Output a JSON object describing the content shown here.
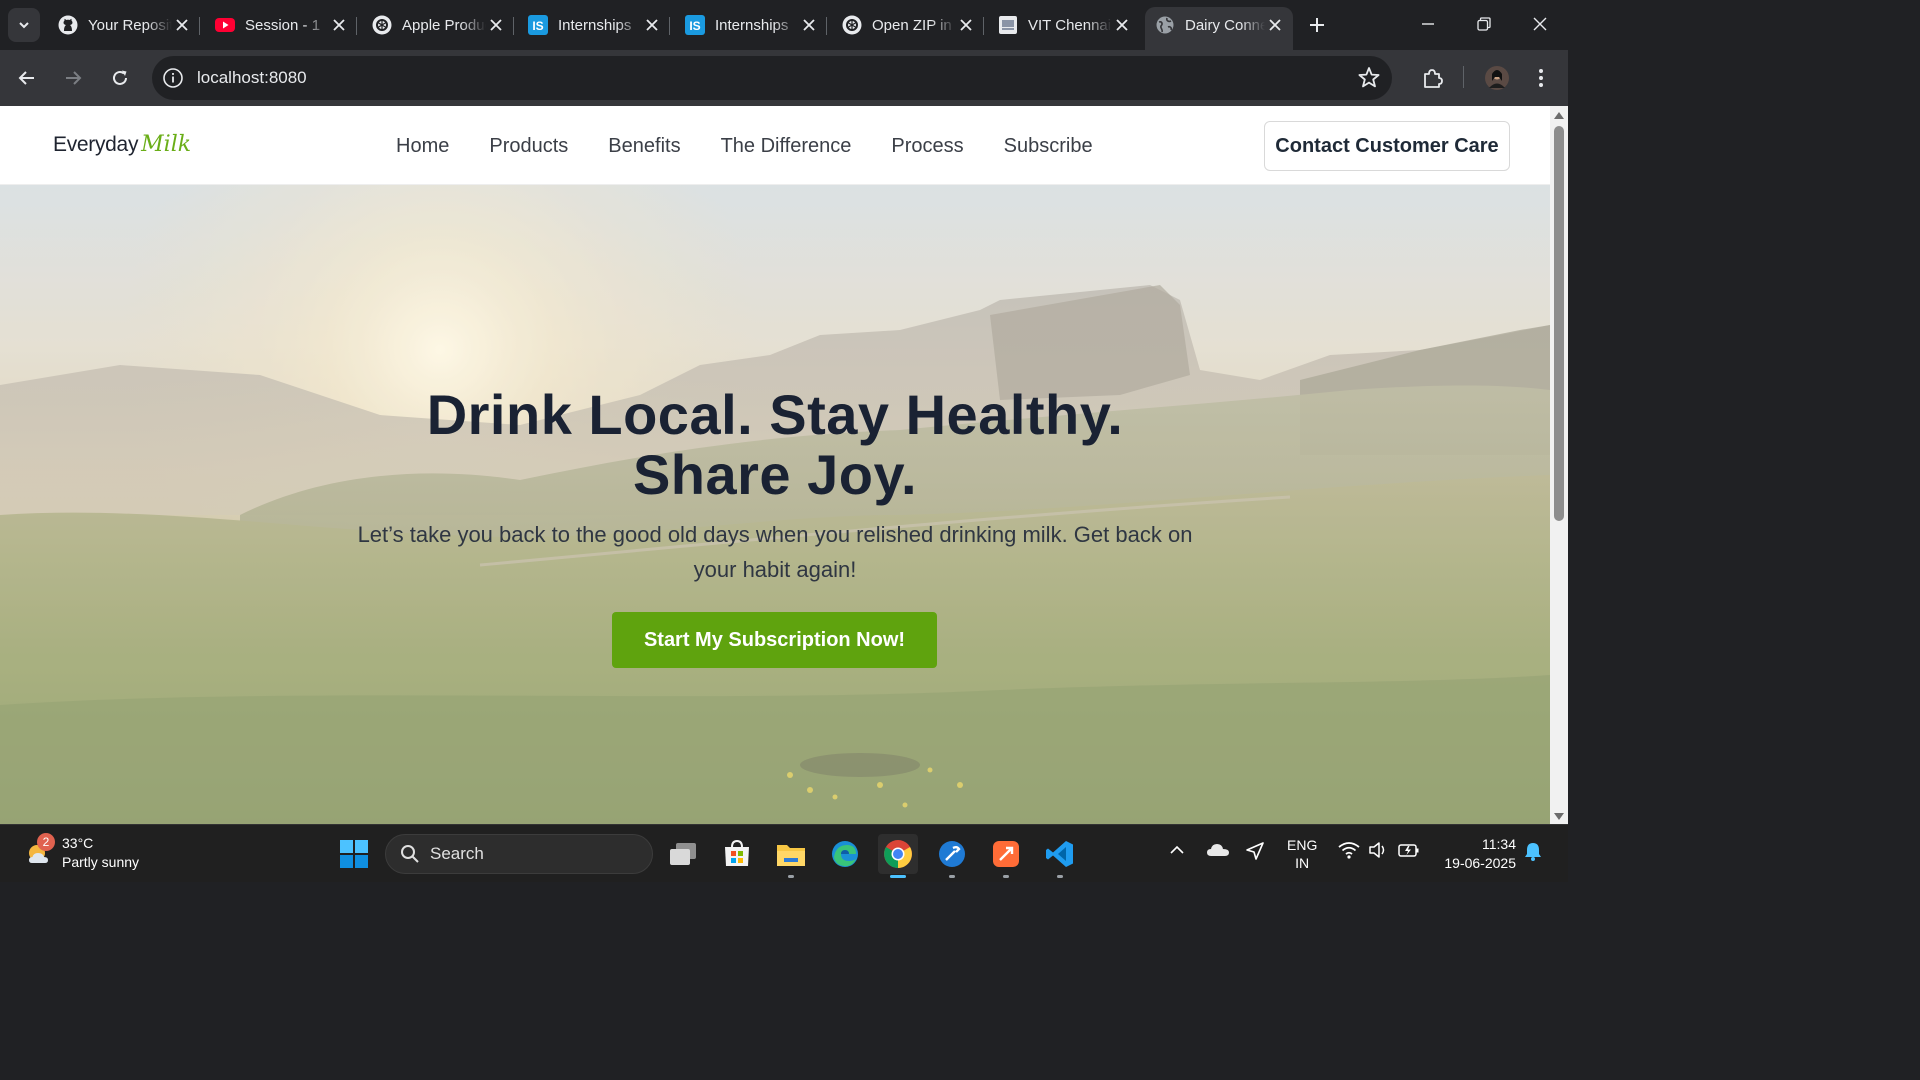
{
  "browser": {
    "tabs": [
      {
        "title": "Your Repositories",
        "icon": "github-icon"
      },
      {
        "title": "Session - 1",
        "icon": "youtube-icon"
      },
      {
        "title": "Apple Products",
        "icon": "openai-icon"
      },
      {
        "title": "Internships",
        "icon": "internshala-icon"
      },
      {
        "title": "Internships",
        "icon": "internshala-icon"
      },
      {
        "title": "Open ZIP in",
        "icon": "openai-icon"
      },
      {
        "title": "VIT Chennai",
        "icon": "vit-icon"
      },
      {
        "title": "Dairy Connect",
        "icon": "globe-icon",
        "active": true
      }
    ],
    "url": "localhost:8080"
  },
  "site": {
    "logo_text": "Everyday",
    "logo_script": "Milk",
    "nav": [
      "Home",
      "Products",
      "Benefits",
      "The Difference",
      "Process",
      "Subscribe"
    ],
    "contact_button": "Contact Customer Care",
    "hero": {
      "title_line1": "Drink Local. Stay Healthy.",
      "title_line2": "Share Joy.",
      "subtitle": "Let’s take you back to the good old days when you relished drinking milk. Get back on your habit again!",
      "cta": "Start My Subscription Now!"
    },
    "colors": {
      "accent": "#5fa30e",
      "heading": "#1a2233"
    }
  },
  "taskbar": {
    "weather_temp": "33°C",
    "weather_desc": "Partly sunny",
    "weather_badge": "2",
    "search_placeholder": "Search",
    "lang_line1": "ENG",
    "lang_line2": "IN",
    "time": "11:34",
    "date": "19-06-2025"
  }
}
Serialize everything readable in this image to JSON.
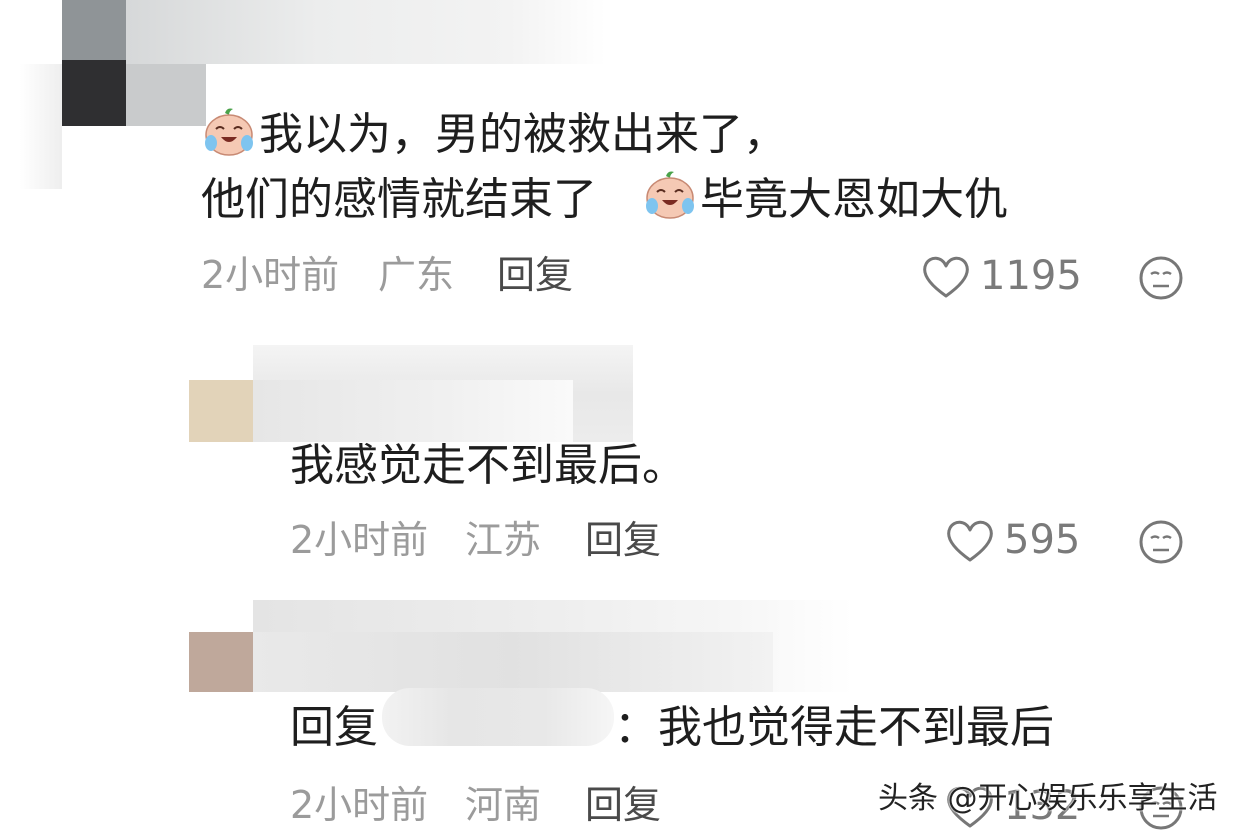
{
  "comments": [
    {
      "text_line1": "我以为，男的被救出来了，",
      "text_line2a": "他们的感情就结束了",
      "text_line2b": "毕竟大恩如大仇",
      "time": "2小时前",
      "location": "广东",
      "reply_label": "回复",
      "likes": "1195"
    },
    {
      "text": "我感觉走不到最后。",
      "time": "2小时前",
      "location": "江苏",
      "reply_label": "回复",
      "likes": "595"
    },
    {
      "text_prefix": "回复",
      "text_suffix": "：我也觉得走不到最后",
      "time": "2小时前",
      "location": "河南",
      "reply_label": "回复",
      "likes": "132"
    }
  ],
  "watermark": "头条 @开心娱乐乐享生活",
  "icons": {
    "emoji": "crying-laugh-emoji-icon",
    "like": "heart-icon",
    "dislike": "neutral-face-icon"
  },
  "colors": {
    "text": "#1e1e1e",
    "meta": "#9b9b9b",
    "reply": "#4a4a4a"
  }
}
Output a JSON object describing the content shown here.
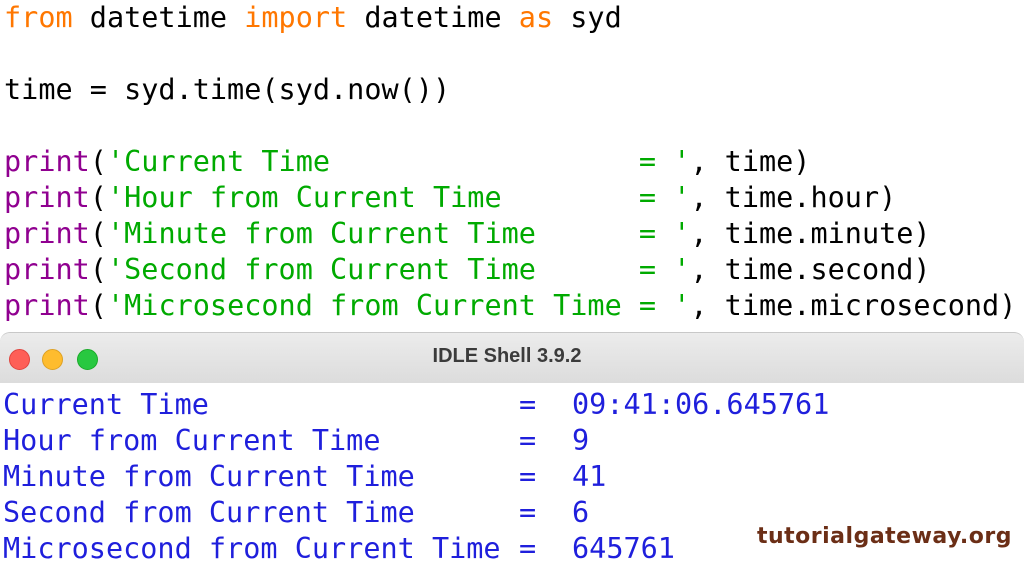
{
  "editor": {
    "line1": {
      "kw_from": "from",
      "mod": " datetime ",
      "kw_import": "import",
      "name": " datetime ",
      "kw_as": "as",
      "alias": " syd"
    },
    "line2": {
      "code": "time = syd.time(syd.now())"
    },
    "prints": [
      {
        "fn": "print",
        "open": "(",
        "str": "'Current Time                  = '",
        "rest": ", time)"
      },
      {
        "fn": "print",
        "open": "(",
        "str": "'Hour from Current Time        = '",
        "rest": ", time.hour)"
      },
      {
        "fn": "print",
        "open": "(",
        "str": "'Minute from Current Time      = '",
        "rest": ", time.minute)"
      },
      {
        "fn": "print",
        "open": "(",
        "str": "'Second from Current Time      = '",
        "rest": ", time.second)"
      },
      {
        "fn": "print",
        "open": "(",
        "str": "'Microsecond from Current Time = '",
        "rest": ", time.microsecond)"
      }
    ]
  },
  "window": {
    "title": "IDLE Shell 3.9.2"
  },
  "shell": {
    "output": [
      {
        "label": "Current Time",
        "eq": "=",
        "value": "09:41:06.645761"
      },
      {
        "label": "Hour from Current Time",
        "eq": "=",
        "value": "9"
      },
      {
        "label": "Minute from Current Time",
        "eq": "=",
        "value": "41"
      },
      {
        "label": "Second from Current Time",
        "eq": "=",
        "value": "6"
      },
      {
        "label": "Microsecond from Current Time",
        "eq": "=",
        "value": "645761"
      }
    ]
  },
  "watermark": "tutorialgateway.org",
  "colors": {
    "keyword": "#ff7700",
    "builtin": "#900090",
    "string": "#00aa00",
    "shell_output": "#1f1fdc",
    "watermark": "#6b2e16"
  }
}
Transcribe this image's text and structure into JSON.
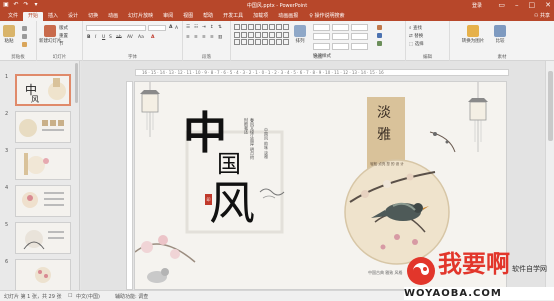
{
  "titlebar": {
    "title": "中国风.pptx - PowerPoint",
    "signin": "登录",
    "share": "共享"
  },
  "tabs": [
    "文件",
    "开始",
    "插入",
    "设计",
    "切换",
    "动画",
    "幻灯片放映",
    "审阅",
    "视图",
    "帮助",
    "开发工具",
    "加载项",
    "动画画报"
  ],
  "active_tab": 1,
  "tell_me": "操作说明搜索",
  "ribbon": {
    "groups": [
      "剪贴板",
      "幻灯片",
      "字体",
      "段落",
      "绘图",
      "编辑",
      "素材"
    ],
    "paste": "粘贴",
    "new_slide": "新建幻灯片",
    "layout": "版式",
    "reset": "重置",
    "section": "节",
    "arrange": "排列",
    "quick_styles": "快速样式",
    "find": "查找",
    "replace": "替换",
    "select": "选择",
    "convert": "转换为图片",
    "compare": "比较"
  },
  "ruler": "16 · 15 · 14 · 13 · 12 · 11 · 10 · 9 · 8 · 7 · 6 · 5 · 4 · 3 · 2 · 1 · 0 · 1 · 2 · 3 · 4 · 5 · 6 · 7 · 8 · 9 · 10 · 11 · 12 · 13 · 14 · 15 · 16",
  "slide_numbers": [
    "1",
    "2",
    "3",
    "4",
    "5",
    "6"
  ],
  "slide": {
    "big_char_1": "中",
    "big_char_2": "国",
    "big_char_3": "风",
    "tag_1": "淡",
    "tag_2": "雅",
    "tag_sub": "轻松 点亮 您 的 设 计",
    "poem": "春风又绿江南岸 明月何时照我还",
    "poem_2": "中国风 韵味 淡雅",
    "bottom_caption": "中国古典 雅致 风格",
    "seal": "印"
  },
  "status": {
    "slide_info": "幻灯片 第 1 张，共 29 张",
    "language": "中文(中国)",
    "accessibility": "辅助功能: 调查"
  },
  "watermark": {
    "text": "我要啊",
    "domain": "WOYAOBA.COM",
    "extra": "软件自学网"
  },
  "colors": {
    "accent": "#b7472a",
    "tag_bg": "#d9c29a",
    "circle": "#efe3cc"
  }
}
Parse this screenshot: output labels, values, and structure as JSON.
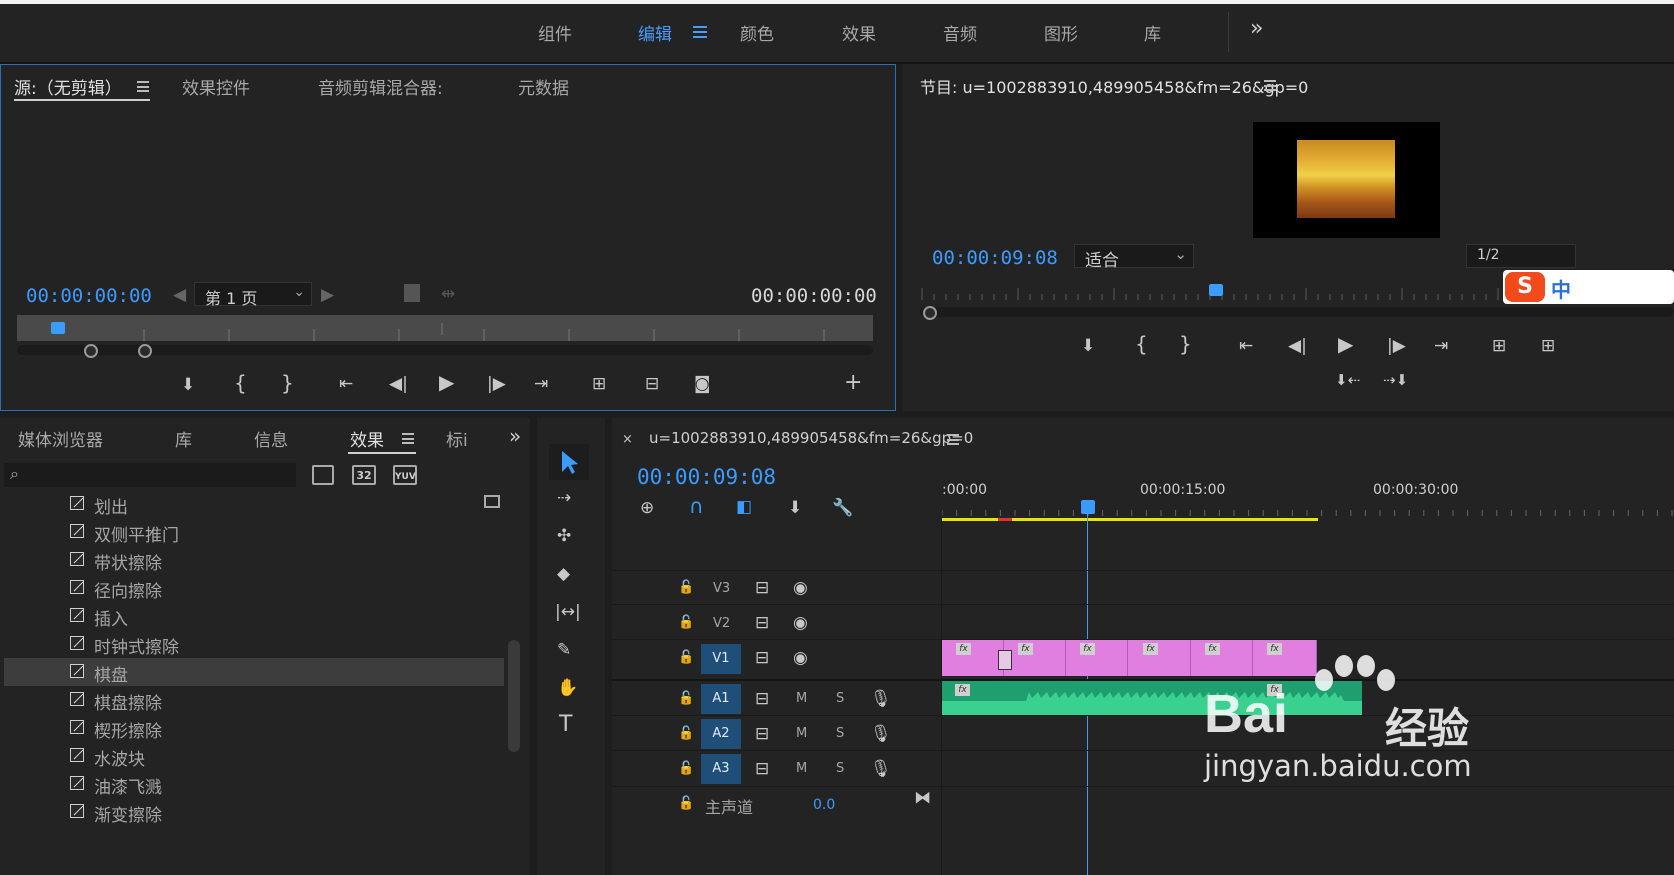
{
  "workspaces": {
    "items": [
      "组件",
      "编辑",
      "颜色",
      "效果",
      "音频",
      "图形",
      "库"
    ],
    "active": "编辑",
    "more": "»"
  },
  "source_panel": {
    "tabs": [
      "源:（无剪辑）",
      "效果控件",
      "音频剪辑混合器:",
      "元数据"
    ],
    "timecode_left": "00:00:00:00",
    "timecode_right": "00:00:00:00",
    "page_select": "第 1 页"
  },
  "program_panel": {
    "title": "节目: u=1002883910,489905458&fm=26&gp=0",
    "timecode": "00:00:09:08",
    "fit_select": "适合",
    "resolution": "1/2"
  },
  "project_panel": {
    "tabs": [
      "媒体浏览器",
      "库",
      "信息",
      "效果",
      "标i"
    ],
    "active_tab": "效果",
    "search_placeholder": "",
    "badges": [
      "32",
      "YUV"
    ],
    "effects": [
      "划出",
      "双侧平推门",
      "带状擦除",
      "径向擦除",
      "插入",
      "时钟式擦除",
      "棋盘",
      "棋盘擦除",
      "楔形擦除",
      "水波块",
      "油漆飞溅",
      "渐变擦除"
    ],
    "selected_effect": "棋盘"
  },
  "timeline": {
    "title": "u=1002883910,489905458&fm=26&gp=0",
    "timecode": "00:00:09:08",
    "ruler": [
      ":00:00",
      "00:00:15:00",
      "00:00:30:00"
    ],
    "tracks": {
      "video": [
        {
          "name": "V3",
          "target": false
        },
        {
          "name": "V2",
          "target": false
        },
        {
          "name": "V1",
          "target": true
        }
      ],
      "audio": [
        {
          "name": "A1",
          "m": "M",
          "s": "S"
        },
        {
          "name": "A2",
          "m": "M",
          "s": "S"
        },
        {
          "name": "A3",
          "m": "M",
          "s": "S"
        }
      ],
      "master_label": "主声道",
      "master_value": "0.0"
    },
    "clip_label": "fx"
  },
  "watermark": {
    "brand": "Bai",
    "brand2": "经验",
    "url": "jingyan.baidu.com"
  },
  "ime_badge": "中",
  "colors": {
    "accent": "#3c9bff",
    "clip_video": "#e07fe0",
    "clip_audio": "#1f9e70",
    "track_target": "#1f4f78",
    "work_area": "#e6e600"
  }
}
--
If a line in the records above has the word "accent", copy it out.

- Reply:
      "accent": "#5fa30e",
    "accent": "#b7472a",
    "accent": "#3c9bff",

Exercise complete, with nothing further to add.